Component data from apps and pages
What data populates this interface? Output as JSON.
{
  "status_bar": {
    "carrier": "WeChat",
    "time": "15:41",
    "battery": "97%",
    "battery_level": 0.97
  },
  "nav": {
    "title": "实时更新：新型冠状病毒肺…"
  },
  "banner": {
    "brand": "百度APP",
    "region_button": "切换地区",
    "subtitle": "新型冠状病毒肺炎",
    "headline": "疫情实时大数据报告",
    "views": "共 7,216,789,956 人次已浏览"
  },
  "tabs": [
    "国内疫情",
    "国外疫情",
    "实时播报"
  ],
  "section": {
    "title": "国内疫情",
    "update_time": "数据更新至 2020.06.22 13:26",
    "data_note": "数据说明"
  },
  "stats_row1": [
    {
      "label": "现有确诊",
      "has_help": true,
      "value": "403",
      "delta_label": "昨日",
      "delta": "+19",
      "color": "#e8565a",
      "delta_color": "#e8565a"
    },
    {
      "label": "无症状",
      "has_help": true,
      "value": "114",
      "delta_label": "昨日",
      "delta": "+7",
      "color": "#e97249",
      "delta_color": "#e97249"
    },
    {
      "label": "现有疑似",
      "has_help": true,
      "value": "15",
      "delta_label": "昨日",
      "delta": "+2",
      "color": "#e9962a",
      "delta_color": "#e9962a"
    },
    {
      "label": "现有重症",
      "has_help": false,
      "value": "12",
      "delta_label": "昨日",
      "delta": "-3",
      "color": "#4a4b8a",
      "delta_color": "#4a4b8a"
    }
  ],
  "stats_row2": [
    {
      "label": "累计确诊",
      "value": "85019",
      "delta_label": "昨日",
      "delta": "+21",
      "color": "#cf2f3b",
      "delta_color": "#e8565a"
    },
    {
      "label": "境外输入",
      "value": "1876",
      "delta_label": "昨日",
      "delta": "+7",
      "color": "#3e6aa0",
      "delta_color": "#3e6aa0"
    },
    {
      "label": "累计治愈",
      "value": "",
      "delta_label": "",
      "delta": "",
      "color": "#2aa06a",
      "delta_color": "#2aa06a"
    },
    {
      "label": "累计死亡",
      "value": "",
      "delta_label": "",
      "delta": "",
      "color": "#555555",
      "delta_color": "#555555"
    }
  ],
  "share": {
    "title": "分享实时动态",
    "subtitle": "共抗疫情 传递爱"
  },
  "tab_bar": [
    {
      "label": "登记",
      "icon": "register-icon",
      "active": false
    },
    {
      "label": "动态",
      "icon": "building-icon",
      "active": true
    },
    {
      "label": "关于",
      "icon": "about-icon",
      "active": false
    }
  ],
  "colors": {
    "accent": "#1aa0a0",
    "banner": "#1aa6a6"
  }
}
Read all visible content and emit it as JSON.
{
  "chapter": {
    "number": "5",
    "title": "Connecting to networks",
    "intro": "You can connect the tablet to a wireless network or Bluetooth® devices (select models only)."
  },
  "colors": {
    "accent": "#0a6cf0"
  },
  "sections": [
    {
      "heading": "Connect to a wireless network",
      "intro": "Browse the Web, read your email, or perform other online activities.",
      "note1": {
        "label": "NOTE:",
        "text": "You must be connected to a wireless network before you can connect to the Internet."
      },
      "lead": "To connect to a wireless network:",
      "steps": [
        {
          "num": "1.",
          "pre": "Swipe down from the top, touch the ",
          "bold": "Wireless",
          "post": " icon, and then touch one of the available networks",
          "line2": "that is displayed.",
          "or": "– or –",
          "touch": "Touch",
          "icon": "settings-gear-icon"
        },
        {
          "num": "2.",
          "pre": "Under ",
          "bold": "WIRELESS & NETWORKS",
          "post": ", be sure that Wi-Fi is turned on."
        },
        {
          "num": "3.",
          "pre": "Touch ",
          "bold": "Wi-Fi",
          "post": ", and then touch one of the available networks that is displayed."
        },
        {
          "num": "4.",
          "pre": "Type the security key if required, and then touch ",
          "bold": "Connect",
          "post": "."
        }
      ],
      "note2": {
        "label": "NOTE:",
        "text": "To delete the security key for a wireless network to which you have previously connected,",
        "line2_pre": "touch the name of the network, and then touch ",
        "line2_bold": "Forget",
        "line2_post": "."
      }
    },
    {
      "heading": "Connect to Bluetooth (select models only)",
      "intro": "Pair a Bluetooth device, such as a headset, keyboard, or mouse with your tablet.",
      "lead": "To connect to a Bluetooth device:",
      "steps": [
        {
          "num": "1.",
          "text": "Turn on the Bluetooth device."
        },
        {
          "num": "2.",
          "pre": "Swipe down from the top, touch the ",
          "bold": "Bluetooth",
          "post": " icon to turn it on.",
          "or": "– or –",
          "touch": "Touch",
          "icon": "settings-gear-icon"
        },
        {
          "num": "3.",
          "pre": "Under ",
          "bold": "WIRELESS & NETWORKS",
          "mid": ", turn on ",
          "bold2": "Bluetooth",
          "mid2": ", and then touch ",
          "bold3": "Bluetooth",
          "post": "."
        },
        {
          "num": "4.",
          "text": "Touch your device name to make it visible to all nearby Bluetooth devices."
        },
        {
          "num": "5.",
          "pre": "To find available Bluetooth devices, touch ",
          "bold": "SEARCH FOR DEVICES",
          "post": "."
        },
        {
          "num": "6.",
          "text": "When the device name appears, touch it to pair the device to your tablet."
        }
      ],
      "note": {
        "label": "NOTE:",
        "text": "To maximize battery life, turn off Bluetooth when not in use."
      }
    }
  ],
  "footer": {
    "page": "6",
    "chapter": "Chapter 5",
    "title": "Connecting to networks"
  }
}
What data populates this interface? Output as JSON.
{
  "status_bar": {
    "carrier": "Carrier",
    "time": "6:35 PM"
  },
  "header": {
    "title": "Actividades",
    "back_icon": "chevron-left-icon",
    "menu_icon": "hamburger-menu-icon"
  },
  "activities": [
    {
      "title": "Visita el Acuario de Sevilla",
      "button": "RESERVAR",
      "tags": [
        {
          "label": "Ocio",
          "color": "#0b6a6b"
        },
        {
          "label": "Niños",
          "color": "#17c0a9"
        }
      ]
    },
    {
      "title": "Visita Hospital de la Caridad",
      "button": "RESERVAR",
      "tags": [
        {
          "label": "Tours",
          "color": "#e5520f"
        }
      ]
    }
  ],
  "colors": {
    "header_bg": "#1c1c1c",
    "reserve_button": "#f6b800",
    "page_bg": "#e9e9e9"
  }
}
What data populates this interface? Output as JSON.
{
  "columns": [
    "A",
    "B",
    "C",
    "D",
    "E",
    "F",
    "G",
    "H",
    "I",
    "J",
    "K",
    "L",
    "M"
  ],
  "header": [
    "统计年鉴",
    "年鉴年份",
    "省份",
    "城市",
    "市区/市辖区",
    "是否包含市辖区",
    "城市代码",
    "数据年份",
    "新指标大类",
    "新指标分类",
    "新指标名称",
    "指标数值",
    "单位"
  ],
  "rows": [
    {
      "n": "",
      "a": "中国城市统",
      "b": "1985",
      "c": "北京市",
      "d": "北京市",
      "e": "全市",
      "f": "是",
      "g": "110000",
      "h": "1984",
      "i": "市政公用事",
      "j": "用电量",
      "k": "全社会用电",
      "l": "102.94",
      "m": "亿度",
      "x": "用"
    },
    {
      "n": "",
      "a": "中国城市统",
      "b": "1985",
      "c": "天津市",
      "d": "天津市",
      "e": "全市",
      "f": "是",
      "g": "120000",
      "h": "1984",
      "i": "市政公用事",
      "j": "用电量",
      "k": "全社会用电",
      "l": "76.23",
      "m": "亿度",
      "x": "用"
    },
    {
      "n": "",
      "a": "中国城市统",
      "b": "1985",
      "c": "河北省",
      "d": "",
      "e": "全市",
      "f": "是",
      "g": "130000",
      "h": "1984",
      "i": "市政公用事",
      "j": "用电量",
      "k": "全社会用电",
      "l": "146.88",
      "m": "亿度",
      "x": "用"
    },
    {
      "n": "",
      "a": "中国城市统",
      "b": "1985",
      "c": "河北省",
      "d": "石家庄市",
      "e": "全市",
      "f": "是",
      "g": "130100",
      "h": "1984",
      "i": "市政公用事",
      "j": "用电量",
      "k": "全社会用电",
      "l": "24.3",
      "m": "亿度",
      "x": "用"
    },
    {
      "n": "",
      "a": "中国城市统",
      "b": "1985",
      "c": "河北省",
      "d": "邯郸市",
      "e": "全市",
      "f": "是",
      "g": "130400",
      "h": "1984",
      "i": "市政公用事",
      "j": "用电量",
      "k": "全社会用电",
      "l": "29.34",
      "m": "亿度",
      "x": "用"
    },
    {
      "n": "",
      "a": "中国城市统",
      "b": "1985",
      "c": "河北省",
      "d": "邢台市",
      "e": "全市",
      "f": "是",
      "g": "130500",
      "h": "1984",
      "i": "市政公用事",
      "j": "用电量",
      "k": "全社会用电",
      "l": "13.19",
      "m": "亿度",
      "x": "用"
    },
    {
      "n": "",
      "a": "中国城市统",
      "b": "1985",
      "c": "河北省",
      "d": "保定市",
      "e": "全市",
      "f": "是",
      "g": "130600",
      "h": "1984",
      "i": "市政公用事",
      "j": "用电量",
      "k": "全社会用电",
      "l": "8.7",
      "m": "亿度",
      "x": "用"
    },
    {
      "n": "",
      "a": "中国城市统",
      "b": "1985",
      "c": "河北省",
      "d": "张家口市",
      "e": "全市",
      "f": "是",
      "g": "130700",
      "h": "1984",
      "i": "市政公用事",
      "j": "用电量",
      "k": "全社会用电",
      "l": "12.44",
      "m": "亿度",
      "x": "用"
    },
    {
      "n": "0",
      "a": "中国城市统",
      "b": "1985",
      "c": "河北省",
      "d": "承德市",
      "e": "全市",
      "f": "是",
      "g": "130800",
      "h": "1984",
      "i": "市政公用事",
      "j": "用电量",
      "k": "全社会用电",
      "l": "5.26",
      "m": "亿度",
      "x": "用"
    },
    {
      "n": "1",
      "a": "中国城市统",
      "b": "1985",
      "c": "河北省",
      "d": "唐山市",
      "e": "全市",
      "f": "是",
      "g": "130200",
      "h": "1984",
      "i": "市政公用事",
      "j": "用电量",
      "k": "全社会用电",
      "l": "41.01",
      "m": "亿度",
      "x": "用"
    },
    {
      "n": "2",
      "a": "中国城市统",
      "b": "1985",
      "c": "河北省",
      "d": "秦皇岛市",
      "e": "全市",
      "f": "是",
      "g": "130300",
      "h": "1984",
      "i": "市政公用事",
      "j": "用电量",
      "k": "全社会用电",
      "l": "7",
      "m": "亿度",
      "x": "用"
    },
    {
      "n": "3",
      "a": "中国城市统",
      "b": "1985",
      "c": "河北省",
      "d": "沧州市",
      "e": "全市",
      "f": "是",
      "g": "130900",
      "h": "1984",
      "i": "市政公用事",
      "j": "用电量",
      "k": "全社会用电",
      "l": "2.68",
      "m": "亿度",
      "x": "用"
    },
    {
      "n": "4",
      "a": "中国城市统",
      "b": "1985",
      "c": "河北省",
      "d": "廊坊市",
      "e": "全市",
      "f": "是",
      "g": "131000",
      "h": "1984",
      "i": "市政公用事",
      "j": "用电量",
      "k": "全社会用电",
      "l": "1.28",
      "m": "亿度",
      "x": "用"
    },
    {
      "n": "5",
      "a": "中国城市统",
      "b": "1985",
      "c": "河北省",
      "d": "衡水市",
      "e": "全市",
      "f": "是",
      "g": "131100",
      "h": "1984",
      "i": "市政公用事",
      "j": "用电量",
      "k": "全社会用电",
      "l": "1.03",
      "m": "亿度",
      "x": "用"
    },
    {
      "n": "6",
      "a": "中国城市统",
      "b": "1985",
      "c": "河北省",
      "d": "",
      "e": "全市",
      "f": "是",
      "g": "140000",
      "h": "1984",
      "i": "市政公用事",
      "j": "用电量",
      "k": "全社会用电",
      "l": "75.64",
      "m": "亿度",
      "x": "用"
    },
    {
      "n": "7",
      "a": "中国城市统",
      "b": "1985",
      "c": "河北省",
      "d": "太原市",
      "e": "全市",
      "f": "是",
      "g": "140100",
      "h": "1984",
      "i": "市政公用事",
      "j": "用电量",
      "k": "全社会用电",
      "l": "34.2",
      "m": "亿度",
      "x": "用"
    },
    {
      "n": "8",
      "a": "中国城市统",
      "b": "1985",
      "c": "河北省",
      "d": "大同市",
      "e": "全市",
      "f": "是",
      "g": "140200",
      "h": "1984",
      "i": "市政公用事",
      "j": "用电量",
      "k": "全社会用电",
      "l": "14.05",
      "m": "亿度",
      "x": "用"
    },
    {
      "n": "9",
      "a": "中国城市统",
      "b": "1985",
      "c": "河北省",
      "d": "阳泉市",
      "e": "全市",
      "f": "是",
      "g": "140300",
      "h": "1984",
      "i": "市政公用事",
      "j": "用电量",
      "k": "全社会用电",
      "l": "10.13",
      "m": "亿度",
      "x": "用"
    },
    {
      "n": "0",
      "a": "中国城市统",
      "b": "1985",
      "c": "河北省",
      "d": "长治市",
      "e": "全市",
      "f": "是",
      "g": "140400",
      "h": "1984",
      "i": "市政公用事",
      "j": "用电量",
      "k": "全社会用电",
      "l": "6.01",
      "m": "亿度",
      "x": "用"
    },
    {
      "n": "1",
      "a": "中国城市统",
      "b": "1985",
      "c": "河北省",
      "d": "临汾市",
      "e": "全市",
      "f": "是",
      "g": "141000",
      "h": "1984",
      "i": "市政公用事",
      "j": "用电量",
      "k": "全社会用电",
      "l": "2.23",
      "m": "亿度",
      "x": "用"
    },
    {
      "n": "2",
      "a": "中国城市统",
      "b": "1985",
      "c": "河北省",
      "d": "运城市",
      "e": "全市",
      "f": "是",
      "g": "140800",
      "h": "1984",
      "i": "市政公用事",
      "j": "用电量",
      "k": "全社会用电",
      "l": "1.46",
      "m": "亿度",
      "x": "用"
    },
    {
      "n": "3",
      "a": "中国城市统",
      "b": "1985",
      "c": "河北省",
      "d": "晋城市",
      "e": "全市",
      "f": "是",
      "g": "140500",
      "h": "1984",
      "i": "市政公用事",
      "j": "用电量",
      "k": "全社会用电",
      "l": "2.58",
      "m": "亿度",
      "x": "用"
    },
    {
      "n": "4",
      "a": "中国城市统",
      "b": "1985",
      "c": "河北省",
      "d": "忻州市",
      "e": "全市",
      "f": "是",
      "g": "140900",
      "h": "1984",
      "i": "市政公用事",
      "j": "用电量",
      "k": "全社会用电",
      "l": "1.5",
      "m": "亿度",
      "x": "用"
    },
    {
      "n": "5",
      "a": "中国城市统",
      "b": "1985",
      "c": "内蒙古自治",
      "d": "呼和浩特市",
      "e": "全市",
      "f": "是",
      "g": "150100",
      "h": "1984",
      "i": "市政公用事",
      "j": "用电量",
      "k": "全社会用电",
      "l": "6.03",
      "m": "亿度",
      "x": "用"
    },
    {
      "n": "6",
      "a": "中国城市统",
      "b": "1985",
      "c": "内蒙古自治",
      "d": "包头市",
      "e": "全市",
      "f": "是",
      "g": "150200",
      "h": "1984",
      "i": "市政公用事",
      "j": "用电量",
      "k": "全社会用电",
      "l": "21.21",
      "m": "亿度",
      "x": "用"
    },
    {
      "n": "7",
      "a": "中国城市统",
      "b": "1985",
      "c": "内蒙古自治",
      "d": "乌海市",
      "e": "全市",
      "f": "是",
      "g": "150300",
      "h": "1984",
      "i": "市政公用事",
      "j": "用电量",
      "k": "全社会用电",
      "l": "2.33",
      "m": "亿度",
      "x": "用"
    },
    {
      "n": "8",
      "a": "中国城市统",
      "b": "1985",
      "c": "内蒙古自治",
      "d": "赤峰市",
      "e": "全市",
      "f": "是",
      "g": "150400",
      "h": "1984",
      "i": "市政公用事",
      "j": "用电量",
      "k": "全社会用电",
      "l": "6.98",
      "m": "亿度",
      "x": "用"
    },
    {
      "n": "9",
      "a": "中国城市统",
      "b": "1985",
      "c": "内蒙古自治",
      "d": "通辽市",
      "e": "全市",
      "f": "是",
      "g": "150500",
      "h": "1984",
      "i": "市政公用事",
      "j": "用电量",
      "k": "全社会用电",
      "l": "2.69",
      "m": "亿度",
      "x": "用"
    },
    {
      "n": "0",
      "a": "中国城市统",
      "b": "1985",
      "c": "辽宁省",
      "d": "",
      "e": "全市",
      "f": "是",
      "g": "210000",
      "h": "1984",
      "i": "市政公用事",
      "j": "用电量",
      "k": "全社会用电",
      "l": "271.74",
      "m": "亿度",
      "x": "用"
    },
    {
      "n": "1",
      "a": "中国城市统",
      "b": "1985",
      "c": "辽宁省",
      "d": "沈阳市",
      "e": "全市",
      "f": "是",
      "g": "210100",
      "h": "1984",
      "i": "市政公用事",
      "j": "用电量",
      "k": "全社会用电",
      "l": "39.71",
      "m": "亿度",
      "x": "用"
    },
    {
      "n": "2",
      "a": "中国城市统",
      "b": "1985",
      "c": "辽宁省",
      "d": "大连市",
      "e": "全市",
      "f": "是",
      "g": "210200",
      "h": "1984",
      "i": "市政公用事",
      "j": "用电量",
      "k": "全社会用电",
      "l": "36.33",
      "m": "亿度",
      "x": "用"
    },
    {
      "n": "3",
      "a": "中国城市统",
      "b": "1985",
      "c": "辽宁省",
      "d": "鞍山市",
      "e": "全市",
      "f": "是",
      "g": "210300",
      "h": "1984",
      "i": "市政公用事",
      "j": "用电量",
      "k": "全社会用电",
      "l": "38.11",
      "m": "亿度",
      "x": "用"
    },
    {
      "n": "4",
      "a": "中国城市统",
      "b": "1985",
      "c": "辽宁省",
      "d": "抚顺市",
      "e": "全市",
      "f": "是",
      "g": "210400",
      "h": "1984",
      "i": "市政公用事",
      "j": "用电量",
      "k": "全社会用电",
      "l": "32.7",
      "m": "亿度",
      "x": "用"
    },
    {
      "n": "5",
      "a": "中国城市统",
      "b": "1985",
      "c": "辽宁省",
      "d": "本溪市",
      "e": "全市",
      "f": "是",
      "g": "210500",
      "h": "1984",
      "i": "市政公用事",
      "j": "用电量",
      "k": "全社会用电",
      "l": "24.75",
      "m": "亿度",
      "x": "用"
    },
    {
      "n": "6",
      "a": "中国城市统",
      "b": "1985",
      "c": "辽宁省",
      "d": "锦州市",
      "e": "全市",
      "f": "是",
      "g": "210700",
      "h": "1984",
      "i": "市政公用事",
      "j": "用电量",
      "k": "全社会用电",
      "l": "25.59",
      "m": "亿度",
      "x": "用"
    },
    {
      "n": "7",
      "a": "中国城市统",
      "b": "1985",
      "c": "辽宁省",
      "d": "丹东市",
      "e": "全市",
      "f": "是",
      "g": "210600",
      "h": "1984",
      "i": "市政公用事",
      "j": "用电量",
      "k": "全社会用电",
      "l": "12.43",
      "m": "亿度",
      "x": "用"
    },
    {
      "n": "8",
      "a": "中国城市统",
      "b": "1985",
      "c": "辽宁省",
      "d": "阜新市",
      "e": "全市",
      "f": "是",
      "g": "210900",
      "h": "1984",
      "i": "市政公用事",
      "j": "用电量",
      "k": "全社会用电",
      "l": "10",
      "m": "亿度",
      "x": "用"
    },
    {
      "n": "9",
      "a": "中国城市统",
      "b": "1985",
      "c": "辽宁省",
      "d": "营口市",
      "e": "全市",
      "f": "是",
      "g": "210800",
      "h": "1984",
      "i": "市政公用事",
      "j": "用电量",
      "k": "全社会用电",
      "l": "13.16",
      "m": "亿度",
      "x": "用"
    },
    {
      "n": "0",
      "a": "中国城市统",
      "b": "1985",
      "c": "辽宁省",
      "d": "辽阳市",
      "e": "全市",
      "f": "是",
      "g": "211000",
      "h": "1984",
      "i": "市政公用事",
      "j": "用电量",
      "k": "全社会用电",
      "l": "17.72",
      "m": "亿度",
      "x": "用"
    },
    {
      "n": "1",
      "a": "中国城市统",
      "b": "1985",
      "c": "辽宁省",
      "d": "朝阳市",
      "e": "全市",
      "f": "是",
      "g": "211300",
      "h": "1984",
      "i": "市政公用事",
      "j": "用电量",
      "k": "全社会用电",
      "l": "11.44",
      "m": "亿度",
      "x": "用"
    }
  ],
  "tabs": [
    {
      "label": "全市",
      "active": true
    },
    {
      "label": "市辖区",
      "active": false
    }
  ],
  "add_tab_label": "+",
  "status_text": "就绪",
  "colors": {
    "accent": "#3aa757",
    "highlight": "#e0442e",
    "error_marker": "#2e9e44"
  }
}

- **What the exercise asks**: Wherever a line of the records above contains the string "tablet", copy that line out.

- **Answer space**:
    "intro": "You can connect the tablet to a wireless network or Bluetooth® devices (select models only)."
      "intro": "Pair a Bluetooth device, such as a headset, keyboard, or mouse with your tablet.",
          "text": "When the device name appears, touch it to pair the device to your tablet."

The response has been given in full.